You'll usually find bagpipes making an appearance in our workshops and presentations.  There is a close connection between pilgrimage and bagpipes.  It seems likely that the instrument itself reached England as a result of people returning from travels to the holy land where it was more commonly played.

Amongst the medieval stone carvings of musicians in churches across the land, bagpipers are perhaps the most commonly found.

Bagpiper carving in St Mary's Church, Astbury, Cheshire

Then we have Chaucer's description of the miller in his Canterbury Tales,

"A baggepipe wel koude he blowe and sowne,
and therwithal he broghte us out of towne"
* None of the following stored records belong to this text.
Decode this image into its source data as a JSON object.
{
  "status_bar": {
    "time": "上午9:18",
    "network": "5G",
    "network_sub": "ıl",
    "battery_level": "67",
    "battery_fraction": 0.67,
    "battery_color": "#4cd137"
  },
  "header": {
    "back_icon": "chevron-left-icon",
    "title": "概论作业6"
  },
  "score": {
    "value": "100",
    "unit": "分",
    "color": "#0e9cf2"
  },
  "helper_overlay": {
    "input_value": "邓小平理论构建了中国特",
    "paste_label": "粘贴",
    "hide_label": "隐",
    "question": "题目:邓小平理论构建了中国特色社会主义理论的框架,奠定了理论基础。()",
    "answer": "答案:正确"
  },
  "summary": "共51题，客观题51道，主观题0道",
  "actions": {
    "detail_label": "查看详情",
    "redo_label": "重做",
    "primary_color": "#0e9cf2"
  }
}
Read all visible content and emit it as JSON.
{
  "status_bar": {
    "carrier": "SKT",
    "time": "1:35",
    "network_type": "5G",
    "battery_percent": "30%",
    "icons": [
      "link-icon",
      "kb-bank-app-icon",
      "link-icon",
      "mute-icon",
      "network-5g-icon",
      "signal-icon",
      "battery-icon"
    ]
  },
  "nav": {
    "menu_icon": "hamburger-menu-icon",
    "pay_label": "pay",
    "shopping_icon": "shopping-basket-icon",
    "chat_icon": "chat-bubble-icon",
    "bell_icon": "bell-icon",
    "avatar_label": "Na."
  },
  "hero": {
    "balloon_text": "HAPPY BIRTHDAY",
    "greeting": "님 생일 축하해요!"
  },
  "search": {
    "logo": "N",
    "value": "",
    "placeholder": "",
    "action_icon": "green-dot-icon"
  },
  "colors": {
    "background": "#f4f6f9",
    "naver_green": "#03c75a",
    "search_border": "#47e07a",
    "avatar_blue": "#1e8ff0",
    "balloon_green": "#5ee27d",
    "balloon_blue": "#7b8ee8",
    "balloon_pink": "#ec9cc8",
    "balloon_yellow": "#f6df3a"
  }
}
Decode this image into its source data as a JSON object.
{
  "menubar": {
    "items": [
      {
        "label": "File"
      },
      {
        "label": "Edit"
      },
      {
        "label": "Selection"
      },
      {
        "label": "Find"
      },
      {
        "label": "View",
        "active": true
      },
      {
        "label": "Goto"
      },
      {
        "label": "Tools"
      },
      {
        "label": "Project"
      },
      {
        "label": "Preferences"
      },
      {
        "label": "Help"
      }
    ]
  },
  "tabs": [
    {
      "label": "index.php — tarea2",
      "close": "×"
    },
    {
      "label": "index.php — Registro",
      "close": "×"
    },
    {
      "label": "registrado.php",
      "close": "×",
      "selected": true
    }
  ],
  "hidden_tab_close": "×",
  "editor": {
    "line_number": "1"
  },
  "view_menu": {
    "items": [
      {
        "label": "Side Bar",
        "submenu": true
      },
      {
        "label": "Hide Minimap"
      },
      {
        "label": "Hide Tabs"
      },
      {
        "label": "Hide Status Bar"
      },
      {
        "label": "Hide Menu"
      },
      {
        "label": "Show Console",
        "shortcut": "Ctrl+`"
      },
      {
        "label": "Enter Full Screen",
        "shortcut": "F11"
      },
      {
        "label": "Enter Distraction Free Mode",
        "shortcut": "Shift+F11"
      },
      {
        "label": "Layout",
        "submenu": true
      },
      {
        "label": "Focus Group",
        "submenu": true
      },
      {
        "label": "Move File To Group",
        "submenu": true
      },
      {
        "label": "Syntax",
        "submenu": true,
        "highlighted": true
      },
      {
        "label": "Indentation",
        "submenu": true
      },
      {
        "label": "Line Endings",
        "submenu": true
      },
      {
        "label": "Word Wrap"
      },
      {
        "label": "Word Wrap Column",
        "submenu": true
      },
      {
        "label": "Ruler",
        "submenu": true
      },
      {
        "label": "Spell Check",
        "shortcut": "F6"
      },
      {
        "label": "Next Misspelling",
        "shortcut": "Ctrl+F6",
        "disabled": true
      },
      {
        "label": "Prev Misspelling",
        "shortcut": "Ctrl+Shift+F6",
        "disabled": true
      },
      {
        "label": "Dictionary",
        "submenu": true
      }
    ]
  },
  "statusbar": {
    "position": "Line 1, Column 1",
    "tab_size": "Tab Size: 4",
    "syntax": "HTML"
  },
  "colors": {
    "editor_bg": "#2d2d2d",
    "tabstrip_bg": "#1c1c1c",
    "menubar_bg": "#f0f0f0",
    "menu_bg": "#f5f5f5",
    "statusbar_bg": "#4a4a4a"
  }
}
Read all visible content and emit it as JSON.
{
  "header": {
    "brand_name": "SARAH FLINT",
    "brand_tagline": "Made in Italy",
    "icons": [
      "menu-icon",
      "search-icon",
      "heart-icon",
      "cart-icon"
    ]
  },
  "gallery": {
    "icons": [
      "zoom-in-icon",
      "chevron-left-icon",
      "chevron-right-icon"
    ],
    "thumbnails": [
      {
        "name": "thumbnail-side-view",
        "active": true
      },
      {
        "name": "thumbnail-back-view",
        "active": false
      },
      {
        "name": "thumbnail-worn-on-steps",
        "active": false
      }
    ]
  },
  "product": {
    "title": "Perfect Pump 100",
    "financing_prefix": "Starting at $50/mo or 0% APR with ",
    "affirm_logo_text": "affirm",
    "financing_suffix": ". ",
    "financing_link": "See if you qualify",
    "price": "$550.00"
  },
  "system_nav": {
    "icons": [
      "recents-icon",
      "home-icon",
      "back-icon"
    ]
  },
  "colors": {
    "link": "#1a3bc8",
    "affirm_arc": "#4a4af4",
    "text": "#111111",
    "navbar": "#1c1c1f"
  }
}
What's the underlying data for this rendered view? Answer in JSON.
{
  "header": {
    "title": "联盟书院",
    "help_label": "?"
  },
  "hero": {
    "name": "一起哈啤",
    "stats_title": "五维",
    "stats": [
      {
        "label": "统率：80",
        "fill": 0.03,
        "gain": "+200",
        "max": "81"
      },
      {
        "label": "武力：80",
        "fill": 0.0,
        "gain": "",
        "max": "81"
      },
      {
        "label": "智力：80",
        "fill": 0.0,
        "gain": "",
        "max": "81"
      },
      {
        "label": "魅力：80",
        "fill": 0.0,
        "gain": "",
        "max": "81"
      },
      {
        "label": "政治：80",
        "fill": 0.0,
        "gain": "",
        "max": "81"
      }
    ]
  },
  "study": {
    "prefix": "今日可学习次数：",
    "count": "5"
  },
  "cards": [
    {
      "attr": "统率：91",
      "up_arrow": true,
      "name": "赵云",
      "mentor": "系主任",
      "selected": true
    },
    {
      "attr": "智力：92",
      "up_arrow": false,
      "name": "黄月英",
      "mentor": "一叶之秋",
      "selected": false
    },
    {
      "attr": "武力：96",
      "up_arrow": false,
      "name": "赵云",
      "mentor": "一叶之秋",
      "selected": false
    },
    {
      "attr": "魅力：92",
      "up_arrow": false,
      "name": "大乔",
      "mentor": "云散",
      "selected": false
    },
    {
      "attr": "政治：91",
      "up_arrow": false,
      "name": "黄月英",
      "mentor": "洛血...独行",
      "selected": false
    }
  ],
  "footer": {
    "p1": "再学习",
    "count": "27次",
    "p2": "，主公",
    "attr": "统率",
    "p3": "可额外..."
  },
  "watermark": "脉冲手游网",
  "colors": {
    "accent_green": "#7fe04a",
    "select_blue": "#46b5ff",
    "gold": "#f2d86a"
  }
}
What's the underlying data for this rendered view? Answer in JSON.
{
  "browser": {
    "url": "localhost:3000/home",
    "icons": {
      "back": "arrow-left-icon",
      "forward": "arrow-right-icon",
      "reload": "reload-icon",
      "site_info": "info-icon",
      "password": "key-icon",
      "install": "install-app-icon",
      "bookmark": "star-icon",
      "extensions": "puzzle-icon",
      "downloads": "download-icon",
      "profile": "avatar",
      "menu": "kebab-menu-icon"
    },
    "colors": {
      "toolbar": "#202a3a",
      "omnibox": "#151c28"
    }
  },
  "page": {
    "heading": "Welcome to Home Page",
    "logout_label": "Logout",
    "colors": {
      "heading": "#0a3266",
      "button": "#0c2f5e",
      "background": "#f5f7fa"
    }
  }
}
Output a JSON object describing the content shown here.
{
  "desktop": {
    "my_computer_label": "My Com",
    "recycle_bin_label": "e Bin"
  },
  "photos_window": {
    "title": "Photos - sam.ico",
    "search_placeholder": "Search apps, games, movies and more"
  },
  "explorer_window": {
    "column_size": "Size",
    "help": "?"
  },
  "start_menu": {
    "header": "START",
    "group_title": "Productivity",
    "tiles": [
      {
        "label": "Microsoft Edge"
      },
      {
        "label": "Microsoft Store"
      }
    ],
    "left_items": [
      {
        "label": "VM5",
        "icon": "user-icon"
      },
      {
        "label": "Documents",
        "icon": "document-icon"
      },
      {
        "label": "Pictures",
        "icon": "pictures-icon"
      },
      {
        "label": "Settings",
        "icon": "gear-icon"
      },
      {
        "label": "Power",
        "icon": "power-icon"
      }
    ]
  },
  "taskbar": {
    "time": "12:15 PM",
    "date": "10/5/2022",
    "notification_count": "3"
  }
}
A bagpipe is the perfect instrument to lead a group of pilgrims.  To begin with, by using the bag rather than blowing directly down a shawm or other pipe it is possible to play for a long time without tiring.  If a tune is played over and over again with followers in procession then the effect can almost put the followers in a trance, helping establish a contemplative state for prayer.  Then, more practically, it is at least easy to stay as a group moving through the crowds of a city if there is a loud noise and a drone sticking up above the throng for you to follow.

Whilst pilgrims enjoyed what the sound of the bagpipes added to their experience of their journey, at the height of the pilgrim season around midsummer we might imagine residents living near a shrine becoming somewhat irritated by the noise made by these passing pilgrims.  Then, there were those who complained of the attitudes of the pilgrims in enjoying themselves perhaps too much rather than concentrating on their more pious objectives.  In 1407 the Lollard priest William Thorpe was on trial for heresy and being examined by the Archbishop of Canterbury, Thomas Arundel;

Thorpe:   “Also, Sir, I know well, that when divers men and women will go thus after their own wills, and finding out one pilgrimage, they will ordain with them before[hand] to have with them both men and women that can well sing wanton songs; and some other pilgrims will have with them bagpipes: so that every town that they come through, what with the noise of their singing, and with the sound of their piping, and with the jangling of their Canterbury bells, and with the barking out of dogs after them, they make more noise than if the King came there away, with all his clarions and many other minstrels. And if these men and women be a month out in their pilgrimage, many of them shall be, a half year after, great janglers, tale−tellers, and liars.”  
Arundel:  “Lewd losell! thou seest not far enough in this matter! for thou considerest not the great travail of pilgrims; therefore thou blamest that thing that is praisable! I say to thee, that it is right well done; that pilgrims have with them both singers and also pipers: that when one of them that goeth barefoot striketh his toe upon a stone and hurteth him sore and maketh him to bleed; it is well done, that he or his fellow, begin then a song or else take out of his bosom a bagpipe for to drive away with such mirth, the hurt of his fellow.

So, it seems that bagpipers had the support of the Archbishop of Canterbury! 

We certainly find that the sound makes an impact when people hear it for the first time, being wonderfully evocative of the medieval era as well as being colourful and cheery.  That's why we include music as part of our historical interpretation.  Come and meet us to hear more!
Piping at a pilgrimage themed event at Hailes Abbey church, Gloucestershire